Record of accomplishment
We report this week on the Martha's Vineyard Land Bank's performance in 2005. The record shows, as it has consistently since the public conservation agency was created in 1986, that this is a taxpayer-supported enterprise that does what it was established to do, and that it does so efficiently, economically, and responsively. The Land Bank gets things done.
Last year, the Land Bank added 204 acres at a cost of $22.5 million. Transfer fee revenue exceeded $12 million, and the Land Bank commissioners, led by their exemplary director, James Lengyel, spent that money wisely and leveraged it to the advantage of Vineyarders. Since it began, the Land Bank has added more than 2,600 acres to the public treasury.
Of course, 2005 was a very good year. Real estate is booming, and while tax revenue from real estate transactions funds the preservation work of the Land Bank, booming real estate sales also put pressure on the Land Bank to work steadily, and sometimes quickly, to acquire important properties before they are off the market or too impossibly pricey.
Since 1989, when this newspaper began systematically analyzing real estate transactions, the upward pressure on property values has been relentless, though not always as overheated as has been the case in the last 10 years. There is no reason to think this trend will abate, especially when conservation efforts, including but not limited to the Land Bank, plus subsidized affordable housing efforts, and heavy development regulation add to property price inflation. All of these initiatives, apart from achieving their distinct goals, have the effect of supporting and increasing the value of Vineyard real estate. The market's appetite for Vineyard property is fierce, but the market is not the sole driver of the Vineyard real estate boom.
Of course, the Land Bank, even well-supplied with revenue, cannot assure the protection of every bit of land that ought to be in the public domain. There must be sellers who value the long-term protection of their property.
"The Land Bank continues to be grateful that sellers are willing to sell their properties into conservation and add to our nice network of public lands," Mr. Lengyel told Times news editor Nelson Sigelman this week. "The Land Bank will be opening up more public properties soon, and I expect that Islanders will enjoy visiting them very much."
Indeed we will.
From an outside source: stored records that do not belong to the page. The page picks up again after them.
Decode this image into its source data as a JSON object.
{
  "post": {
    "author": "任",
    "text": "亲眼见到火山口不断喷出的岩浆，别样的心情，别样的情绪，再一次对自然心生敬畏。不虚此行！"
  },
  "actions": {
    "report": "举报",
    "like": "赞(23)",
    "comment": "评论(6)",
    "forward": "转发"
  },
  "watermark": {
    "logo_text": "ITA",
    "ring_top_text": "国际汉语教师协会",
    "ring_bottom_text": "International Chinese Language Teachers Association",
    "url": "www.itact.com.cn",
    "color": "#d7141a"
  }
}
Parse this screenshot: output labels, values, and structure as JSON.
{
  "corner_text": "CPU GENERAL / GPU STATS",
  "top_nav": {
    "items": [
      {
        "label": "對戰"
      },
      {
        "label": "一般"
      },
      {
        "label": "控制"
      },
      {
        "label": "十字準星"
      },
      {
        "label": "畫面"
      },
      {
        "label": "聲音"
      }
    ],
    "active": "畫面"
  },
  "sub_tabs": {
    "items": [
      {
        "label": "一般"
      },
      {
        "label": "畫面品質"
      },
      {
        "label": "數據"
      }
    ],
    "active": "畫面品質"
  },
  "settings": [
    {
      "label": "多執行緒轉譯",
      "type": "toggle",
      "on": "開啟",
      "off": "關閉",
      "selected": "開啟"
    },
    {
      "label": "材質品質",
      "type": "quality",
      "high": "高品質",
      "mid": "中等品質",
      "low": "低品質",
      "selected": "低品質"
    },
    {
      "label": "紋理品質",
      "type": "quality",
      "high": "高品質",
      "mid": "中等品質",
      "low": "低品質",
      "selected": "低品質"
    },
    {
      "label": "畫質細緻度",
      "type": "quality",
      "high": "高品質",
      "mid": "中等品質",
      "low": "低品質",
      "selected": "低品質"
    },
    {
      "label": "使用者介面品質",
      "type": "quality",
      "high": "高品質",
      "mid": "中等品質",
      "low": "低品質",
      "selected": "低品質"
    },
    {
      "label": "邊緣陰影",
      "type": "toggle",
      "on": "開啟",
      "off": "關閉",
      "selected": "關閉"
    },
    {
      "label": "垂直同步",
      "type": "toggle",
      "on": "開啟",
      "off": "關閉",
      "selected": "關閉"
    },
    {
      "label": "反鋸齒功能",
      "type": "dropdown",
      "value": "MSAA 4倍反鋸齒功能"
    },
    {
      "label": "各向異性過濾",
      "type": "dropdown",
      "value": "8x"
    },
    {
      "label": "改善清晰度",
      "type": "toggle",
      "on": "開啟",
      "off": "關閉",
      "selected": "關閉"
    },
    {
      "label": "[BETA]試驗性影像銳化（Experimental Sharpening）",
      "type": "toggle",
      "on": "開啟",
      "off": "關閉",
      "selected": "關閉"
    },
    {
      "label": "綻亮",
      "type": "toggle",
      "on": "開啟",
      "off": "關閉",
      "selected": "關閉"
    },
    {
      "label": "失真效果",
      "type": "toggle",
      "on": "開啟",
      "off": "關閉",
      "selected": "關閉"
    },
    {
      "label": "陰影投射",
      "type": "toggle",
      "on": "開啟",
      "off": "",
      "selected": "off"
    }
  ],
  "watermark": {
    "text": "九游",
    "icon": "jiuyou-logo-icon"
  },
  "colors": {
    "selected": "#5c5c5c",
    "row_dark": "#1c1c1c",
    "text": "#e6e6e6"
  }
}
As last year ended, the Land Bank was negotiating to buy Island property worth a total of more than $67 million. Islanders have an immeasurably important stake in each of these possible acquisitions, and in a broader sense, in the success of the Land Bank, the only conservation organization on the Vineyard whose goals exactly match the goals of Island voters. Based upon its record of achievement, such as we describe this morning, Islanders have a great, and justified, faith in the Land Bank as a champion of their interests.